→ ACTION ITEM
In your copy, leave out all pictures and reproduce every entry exactly.

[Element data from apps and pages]
——

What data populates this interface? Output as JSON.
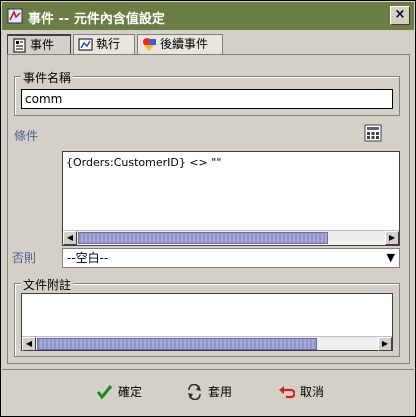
{
  "window": {
    "title": "事件 -- 元件內含值設定",
    "close_symbol": "×"
  },
  "tabs": [
    {
      "label": "事件",
      "icon": "event-doc-icon",
      "active": true
    },
    {
      "label": "執行",
      "icon": "chart-icon",
      "active": false
    },
    {
      "label": "後續事件",
      "icon": "shapes-icon",
      "active": false
    }
  ],
  "event_name": {
    "label": "事件名稱",
    "value": "comm"
  },
  "condition": {
    "label": "條件",
    "value": "{Orders:CustomerID}  <>  \"\""
  },
  "otherwise": {
    "label": "否則",
    "selected": "--空白--"
  },
  "document_note": {
    "label": "文件附註",
    "value": ""
  },
  "buttons": {
    "ok": "確定",
    "apply": "套用",
    "cancel": "取消"
  },
  "colors": {
    "titlebar": "#6b7d42",
    "dialog": "#d4d0c8",
    "label_blue": "#4c5f8c",
    "scroll_thumb": "#a7aad6"
  }
}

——

→ ANSWER TO THE PROBLEM
What data populates this interface? Output as JSON.
{
  "window": {
    "title": "事件 -- 元件內含值設定",
    "close_symbol": "×"
  },
  "tabs": [
    {
      "label": "事件",
      "icon": "event-doc-icon",
      "active": true
    },
    {
      "label": "執行",
      "icon": "chart-icon",
      "active": false
    },
    {
      "label": "後續事件",
      "icon": "shapes-icon",
      "active": false
    }
  ],
  "event_name": {
    "label": "事件名稱",
    "value": "comm"
  },
  "condition": {
    "label": "條件",
    "value": "{Orders:CustomerID}  <>  \"\""
  },
  "otherwise": {
    "label": "否則",
    "selected": "--空白--"
  },
  "document_note": {
    "label": "文件附註",
    "value": ""
  },
  "buttons": {
    "ok": "確定",
    "apply": "套用",
    "cancel": "取消"
  },
  "colors": {
    "titlebar": "#6b7d42",
    "dialog": "#d4d0c8",
    "label_blue": "#4c5f8c",
    "scroll_thumb": "#a7aad6"
  }
}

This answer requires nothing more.